If Halloween only ends up reaching the $50 million mark Universal is expecting it to, the film would still break a huge record: the biggest opening for a movie in the Halloween franchise. The current holder of that record is the Rob Zombie-directed Halloween reboot, which earned $26.3 million when it debuted in August 2007. Zombie's 2009 sequel Halloween II scored the second-best opening weekend with $16.3 million, and the 1998 flick Halloween: H20 sits in third place with a $16.2 million debut. Universal's $50 million estimate is conservative compared to analysts' $65 million-plus expectations, but that take-home would see the new Halloween earn nearly double what Zombie's reboot did 11 years ago, demolishing the record for the best opening in the history of the Halloween film series in the process.

Regardless of exactly how much Halloween yields at the box office, it will turn an enormous profit. Universal and Blumhouse Productions made the film on a slim budget of just $10 million. The movie will easily recoup the cost of production, potentially in its Thursday night preview earnings alone, and pocket tens of millions of dollars in surplus before the end of the day on Sunday. 

Additionally, Halloween will likely to dominate the box office when it debuts, since its has no true competition. The Melissa McCarthy-led crime film Can You Ever Forgive Me?, the Jake Gyllenhaal-starring coming-of-age pic Wildlife, and Jonah Hill's directorial debut Mid90s are all opening the same day Halloween is, but they aren't receiving wide releases, at least not to start. While larger feature films Venom, Bad Times at the El Royale, First Man, and A Star Is Born would theoretically pose a threat to HalloweenVenom will have been out for two weeks by the time Halloween launches and already had its time in the spotlight, and the Drew Goddard-directed thriller Bad Times at the El Royale, the Damien Chazelle-helmed space drama First Man, and the Bradley Cooper-Lady Gaga musical romantic drama A Star Is Born all attract much different crowds than Halloween does. Those four flicks probably won't steal away any viewers wanting to see Halloween

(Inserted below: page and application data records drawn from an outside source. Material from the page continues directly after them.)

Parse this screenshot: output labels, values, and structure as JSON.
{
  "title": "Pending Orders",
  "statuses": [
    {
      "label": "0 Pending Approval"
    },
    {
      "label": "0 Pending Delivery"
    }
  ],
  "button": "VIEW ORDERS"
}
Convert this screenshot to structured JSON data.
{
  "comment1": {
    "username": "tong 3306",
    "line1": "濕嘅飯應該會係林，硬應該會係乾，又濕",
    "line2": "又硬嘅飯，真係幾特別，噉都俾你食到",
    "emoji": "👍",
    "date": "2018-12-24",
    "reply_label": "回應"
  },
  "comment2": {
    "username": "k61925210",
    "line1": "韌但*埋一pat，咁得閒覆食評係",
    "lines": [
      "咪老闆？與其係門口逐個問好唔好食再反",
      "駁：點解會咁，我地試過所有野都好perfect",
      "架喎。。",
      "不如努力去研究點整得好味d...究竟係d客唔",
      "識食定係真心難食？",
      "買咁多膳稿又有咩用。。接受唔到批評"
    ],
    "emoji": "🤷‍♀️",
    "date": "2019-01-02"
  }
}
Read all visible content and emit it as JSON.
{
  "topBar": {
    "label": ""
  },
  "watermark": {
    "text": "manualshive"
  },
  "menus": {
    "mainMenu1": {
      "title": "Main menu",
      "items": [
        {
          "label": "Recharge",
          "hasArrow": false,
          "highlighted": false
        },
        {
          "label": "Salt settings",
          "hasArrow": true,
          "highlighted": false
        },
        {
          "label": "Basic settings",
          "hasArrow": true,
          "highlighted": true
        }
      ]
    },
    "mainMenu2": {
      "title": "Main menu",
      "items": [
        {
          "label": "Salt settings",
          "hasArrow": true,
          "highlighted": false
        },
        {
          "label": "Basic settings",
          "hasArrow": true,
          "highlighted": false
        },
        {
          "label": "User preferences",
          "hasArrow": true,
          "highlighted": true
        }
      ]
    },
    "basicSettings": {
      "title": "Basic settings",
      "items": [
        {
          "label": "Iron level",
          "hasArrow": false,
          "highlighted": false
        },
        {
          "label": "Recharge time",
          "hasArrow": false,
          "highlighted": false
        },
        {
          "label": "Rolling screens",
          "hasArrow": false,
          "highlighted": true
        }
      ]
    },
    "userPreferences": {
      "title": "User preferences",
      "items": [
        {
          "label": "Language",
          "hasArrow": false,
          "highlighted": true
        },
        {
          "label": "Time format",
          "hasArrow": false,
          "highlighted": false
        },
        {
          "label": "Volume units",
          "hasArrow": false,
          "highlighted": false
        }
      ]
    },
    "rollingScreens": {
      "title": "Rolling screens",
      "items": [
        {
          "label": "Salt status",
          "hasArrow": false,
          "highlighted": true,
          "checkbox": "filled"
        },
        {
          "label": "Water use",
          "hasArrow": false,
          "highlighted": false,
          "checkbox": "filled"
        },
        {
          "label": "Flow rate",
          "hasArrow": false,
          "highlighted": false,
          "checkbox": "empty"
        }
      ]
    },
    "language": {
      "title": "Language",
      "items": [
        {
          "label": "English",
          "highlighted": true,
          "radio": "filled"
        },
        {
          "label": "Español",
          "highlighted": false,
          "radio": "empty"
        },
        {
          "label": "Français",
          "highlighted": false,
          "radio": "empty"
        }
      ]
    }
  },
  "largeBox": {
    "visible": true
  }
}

Reboots tend to flounder at the box office, and the Halloween franchise has been more tricks than treats in the past few years, so it's great to hear that the new Halloween is expected to do extremely well upon its debut. It shouldn't come as a huge surprise, though, since director Gordon Green and screenwriter Danny McBride have seemingly created something something quite special with Halloween. The reboot will ignore the less-than-fantastic sequels that followed John Carpenter's original Halloween from 1978, will "bring back the creep factor" from the first film, and will portray the masked murderer Michael Myers as a real-life monster rather than an unkillable entity with supernatural powers. 

"The original is all about tension. Laurie Strode doesn't even know that Michael Myers exists until the last minutes of the movie. So much of it you're in anticipation of what's going to happen and the dread that Carpenter spins so effortlessly in that film," McBride previously stated. "I think we were really trying to get it back to that. We're trying to mine that dread. Mine that tension and not just go for gore and ultra-violence that you see some horror movies lean on."

Actress Jamie Lee Curtis, who reprises her role as Laurie Strode in the movie, once described the Halloween reboot as an "astonishingly scary revisit to Haddonfield." Halloween creator Carpenter had equally wonderful things to say about the film, promising that Gordon Green, McBride, and producer Jason Blum really "get it" and that fans of the franchise are "gonna dig it." "They blew me away," he said. 

Halloween will open wide on October 19.